BEGIN Stored data

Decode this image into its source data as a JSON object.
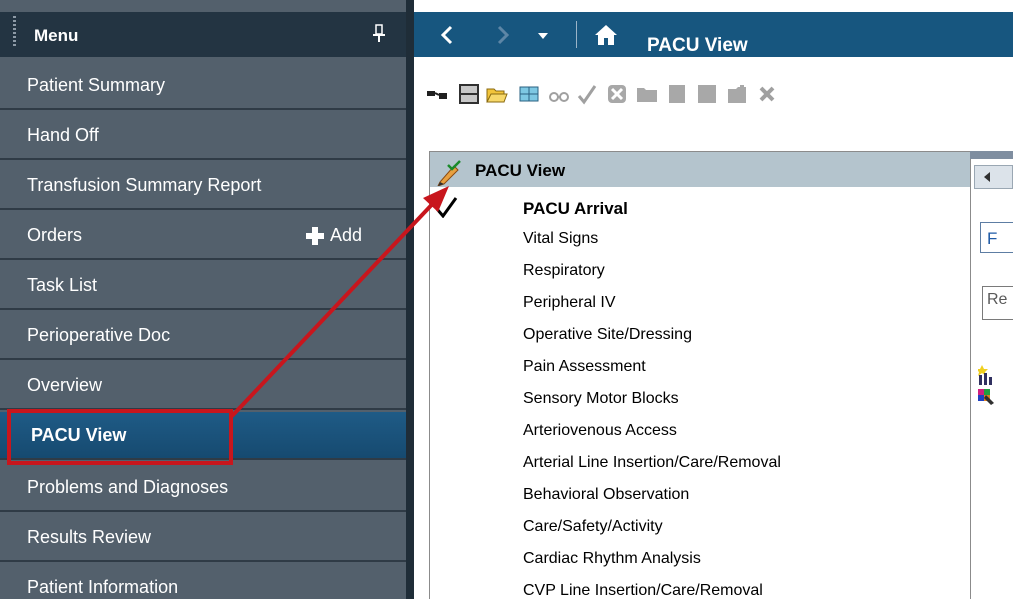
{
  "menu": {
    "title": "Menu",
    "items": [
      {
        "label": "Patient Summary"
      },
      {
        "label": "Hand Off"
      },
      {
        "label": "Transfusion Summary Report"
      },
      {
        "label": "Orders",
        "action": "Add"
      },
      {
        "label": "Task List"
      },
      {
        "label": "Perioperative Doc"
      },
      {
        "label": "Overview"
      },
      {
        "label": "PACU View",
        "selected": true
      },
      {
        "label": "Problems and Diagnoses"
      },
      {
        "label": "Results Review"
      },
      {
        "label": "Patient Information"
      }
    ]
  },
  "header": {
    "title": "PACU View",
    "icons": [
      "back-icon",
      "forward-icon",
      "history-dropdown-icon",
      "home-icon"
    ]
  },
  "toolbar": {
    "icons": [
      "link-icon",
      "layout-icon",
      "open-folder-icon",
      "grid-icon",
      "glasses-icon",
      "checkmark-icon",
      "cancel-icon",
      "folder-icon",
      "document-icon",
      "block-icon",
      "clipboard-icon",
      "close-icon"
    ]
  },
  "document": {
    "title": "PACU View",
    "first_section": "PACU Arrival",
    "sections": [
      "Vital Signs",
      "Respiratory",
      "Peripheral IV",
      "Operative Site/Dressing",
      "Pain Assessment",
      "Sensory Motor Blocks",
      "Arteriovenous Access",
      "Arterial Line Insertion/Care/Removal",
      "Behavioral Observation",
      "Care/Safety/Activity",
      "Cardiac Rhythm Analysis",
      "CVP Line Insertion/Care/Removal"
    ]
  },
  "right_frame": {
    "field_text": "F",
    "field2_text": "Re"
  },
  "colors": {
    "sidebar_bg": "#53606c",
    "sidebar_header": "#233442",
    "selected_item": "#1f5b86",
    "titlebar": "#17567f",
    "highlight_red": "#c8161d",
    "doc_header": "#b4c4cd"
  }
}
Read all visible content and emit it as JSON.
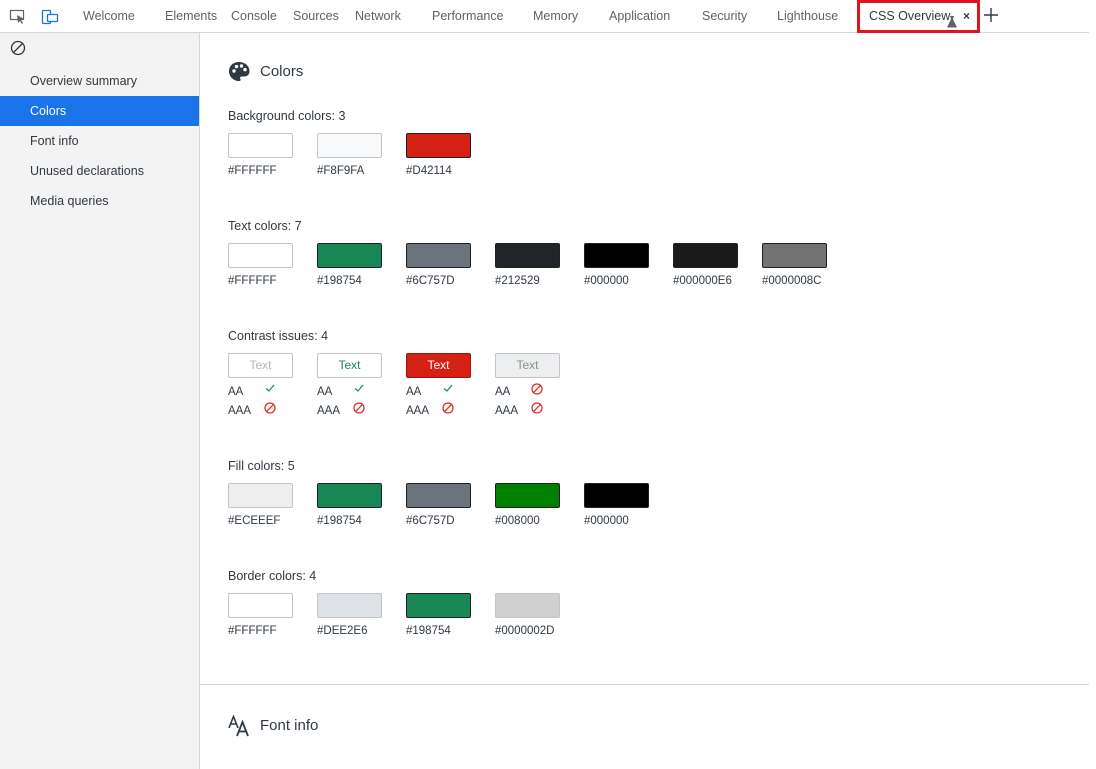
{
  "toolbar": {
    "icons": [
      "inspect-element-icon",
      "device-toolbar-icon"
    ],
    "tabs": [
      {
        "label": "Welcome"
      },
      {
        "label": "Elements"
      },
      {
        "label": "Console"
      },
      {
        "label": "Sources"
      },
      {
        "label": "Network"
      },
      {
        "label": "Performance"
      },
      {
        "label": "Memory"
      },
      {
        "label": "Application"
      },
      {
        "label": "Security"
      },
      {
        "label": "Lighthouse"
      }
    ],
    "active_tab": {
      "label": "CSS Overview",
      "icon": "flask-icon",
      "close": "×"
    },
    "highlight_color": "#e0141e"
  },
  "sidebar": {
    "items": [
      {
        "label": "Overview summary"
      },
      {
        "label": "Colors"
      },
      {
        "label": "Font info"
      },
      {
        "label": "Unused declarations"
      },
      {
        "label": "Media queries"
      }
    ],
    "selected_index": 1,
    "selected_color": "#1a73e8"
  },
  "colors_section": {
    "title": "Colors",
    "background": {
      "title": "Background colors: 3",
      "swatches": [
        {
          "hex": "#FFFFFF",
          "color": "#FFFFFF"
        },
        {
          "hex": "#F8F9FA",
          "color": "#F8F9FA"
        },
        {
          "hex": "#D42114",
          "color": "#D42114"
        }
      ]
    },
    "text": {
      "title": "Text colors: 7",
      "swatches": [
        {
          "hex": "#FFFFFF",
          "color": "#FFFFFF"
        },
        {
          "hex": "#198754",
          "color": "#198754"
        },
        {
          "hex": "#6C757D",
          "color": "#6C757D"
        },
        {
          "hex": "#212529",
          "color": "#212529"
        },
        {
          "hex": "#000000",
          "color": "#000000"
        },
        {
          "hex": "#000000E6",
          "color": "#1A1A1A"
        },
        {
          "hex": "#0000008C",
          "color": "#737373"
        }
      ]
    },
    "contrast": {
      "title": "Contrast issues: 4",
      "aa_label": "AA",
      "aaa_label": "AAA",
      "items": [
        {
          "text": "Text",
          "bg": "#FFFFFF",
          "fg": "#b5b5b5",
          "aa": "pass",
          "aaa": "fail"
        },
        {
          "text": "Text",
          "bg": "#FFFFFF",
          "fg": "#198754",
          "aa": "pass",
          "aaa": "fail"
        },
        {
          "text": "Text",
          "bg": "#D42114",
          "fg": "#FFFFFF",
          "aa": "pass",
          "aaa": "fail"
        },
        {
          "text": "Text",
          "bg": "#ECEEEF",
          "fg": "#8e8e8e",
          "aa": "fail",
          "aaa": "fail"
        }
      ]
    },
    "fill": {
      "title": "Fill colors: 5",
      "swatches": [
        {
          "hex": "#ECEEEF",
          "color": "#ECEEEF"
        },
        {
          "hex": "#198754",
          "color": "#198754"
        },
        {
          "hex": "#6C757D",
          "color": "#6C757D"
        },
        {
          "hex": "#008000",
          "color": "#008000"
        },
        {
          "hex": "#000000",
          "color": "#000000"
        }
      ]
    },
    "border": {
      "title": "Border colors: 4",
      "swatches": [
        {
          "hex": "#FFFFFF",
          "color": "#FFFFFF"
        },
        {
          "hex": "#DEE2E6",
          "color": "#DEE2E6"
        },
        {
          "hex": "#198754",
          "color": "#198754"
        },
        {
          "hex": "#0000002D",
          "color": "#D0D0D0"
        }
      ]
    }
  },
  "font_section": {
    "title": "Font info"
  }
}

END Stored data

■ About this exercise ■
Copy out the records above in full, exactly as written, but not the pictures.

■ Output for this exercise ■
Decode this image into its source data as a JSON object.
{
  "menu": {
    "title": "Menu",
    "items": [
      {
        "label": "Patient Summary"
      },
      {
        "label": "Hand Off"
      },
      {
        "label": "Transfusion Summary Report"
      },
      {
        "label": "Orders",
        "action": "Add"
      },
      {
        "label": "Task List"
      },
      {
        "label": "Perioperative Doc"
      },
      {
        "label": "Overview"
      },
      {
        "label": "PACU View",
        "selected": true
      },
      {
        "label": "Problems and Diagnoses"
      },
      {
        "label": "Results Review"
      },
      {
        "label": "Patient Information"
      }
    ]
  },
  "header": {
    "title": "PACU View",
    "icons": [
      "back-icon",
      "forward-icon",
      "history-dropdown-icon",
      "home-icon"
    ]
  },
  "toolbar": {
    "icons": [
      "link-icon",
      "layout-icon",
      "open-folder-icon",
      "grid-icon",
      "glasses-icon",
      "checkmark-icon",
      "cancel-icon",
      "folder-icon",
      "document-icon",
      "block-icon",
      "clipboard-icon",
      "close-icon"
    ]
  },
  "document": {
    "title": "PACU View",
    "first_section": "PACU Arrival",
    "sections": [
      "Vital Signs",
      "Respiratory",
      "Peripheral IV",
      "Operative Site/Dressing",
      "Pain Assessment",
      "Sensory Motor Blocks",
      "Arteriovenous Access",
      "Arterial Line Insertion/Care/Removal",
      "Behavioral Observation",
      "Care/Safety/Activity",
      "Cardiac Rhythm Analysis",
      "CVP Line Insertion/Care/Removal"
    ]
  },
  "right_frame": {
    "field_text": "F",
    "field2_text": "Re"
  },
  "colors": {
    "sidebar_bg": "#53606c",
    "sidebar_header": "#233442",
    "selected_item": "#1f5b86",
    "titlebar": "#17567f",
    "highlight_red": "#c8161d",
    "doc_header": "#b4c4cd"
  }
}
Read all visible content and emit it as JSON.
{
  "toolbar": {
    "icons": [
      "inspect-element-icon",
      "device-toolbar-icon"
    ],
    "tabs": [
      {
        "label": "Welcome"
      },
      {
        "label": "Elements"
      },
      {
        "label": "Console"
      },
      {
        "label": "Sources"
      },
      {
        "label": "Network"
      },
      {
        "label": "Performance"
      },
      {
        "label": "Memory"
      },
      {
        "label": "Application"
      },
      {
        "label": "Security"
      },
      {
        "label": "Lighthouse"
      }
    ],
    "active_tab": {
      "label": "CSS Overview",
      "icon": "flask-icon",
      "close": "×"
    },
    "highlight_color": "#e0141e"
  },
  "sidebar": {
    "items": [
      {
        "label": "Overview summary"
      },
      {
        "label": "Colors"
      },
      {
        "label": "Font info"
      },
      {
        "label": "Unused declarations"
      },
      {
        "label": "Media queries"
      }
    ],
    "selected_index": 1,
    "selected_color": "#1a73e8"
  },
  "colors_section": {
    "title": "Colors",
    "background": {
      "title": "Background colors: 3",
      "swatches": [
        {
          "hex": "#FFFFFF",
          "color": "#FFFFFF"
        },
        {
          "hex": "#F8F9FA",
          "color": "#F8F9FA"
        },
        {
          "hex": "#D42114",
          "color": "#D42114"
        }
      ]
    },
    "text": {
      "title": "Text colors: 7",
      "swatches": [
        {
          "hex": "#FFFFFF",
          "color": "#FFFFFF"
        },
        {
          "hex": "#198754",
          "color": "#198754"
        },
        {
          "hex": "#6C757D",
          "color": "#6C757D"
        },
        {
          "hex": "#212529",
          "color": "#212529"
        },
        {
          "hex": "#000000",
          "color": "#000000"
        },
        {
          "hex": "#000000E6",
          "color": "#1A1A1A"
        },
        {
          "hex": "#0000008C",
          "color": "#737373"
        }
      ]
    },
    "contrast": {
      "title": "Contrast issues: 4",
      "aa_label": "AA",
      "aaa_label": "AAA",
      "items": [
        {
          "text": "Text",
          "bg": "#FFFFFF",
          "fg": "#b5b5b5",
          "aa": "pass",
          "aaa": "fail"
        },
        {
          "text": "Text",
          "bg": "#FFFFFF",
          "fg": "#198754",
          "aa": "pass",
          "aaa": "fail"
        },
        {
          "text": "Text",
          "bg": "#D42114",
          "fg": "#FFFFFF",
          "aa": "pass",
          "aaa": "fail"
        },
        {
          "text": "Text",
          "bg": "#ECEEEF",
          "fg": "#8e8e8e",
          "aa": "fail",
          "aaa": "fail"
        }
      ]
    },
    "fill": {
      "title": "Fill colors: 5",
      "swatches": [
        {
          "hex": "#ECEEEF",
          "color": "#ECEEEF"
        },
        {
          "hex": "#198754",
          "color": "#198754"
        },
        {
          "hex": "#6C757D",
          "color": "#6C757D"
        },
        {
          "hex": "#008000",
          "color": "#008000"
        },
        {
          "hex": "#000000",
          "color": "#000000"
        }
      ]
    },
    "border": {
      "title": "Border colors: 4",
      "swatches": [
        {
          "hex": "#FFFFFF",
          "color": "#FFFFFF"
        },
        {
          "hex": "#DEE2E6",
          "color": "#DEE2E6"
        },
        {
          "hex": "#198754",
          "color": "#198754"
        },
        {
          "hex": "#0000002D",
          "color": "#D0D0D0"
        }
      ]
    }
  },
  "font_section": {
    "title": "Font info"
  }
}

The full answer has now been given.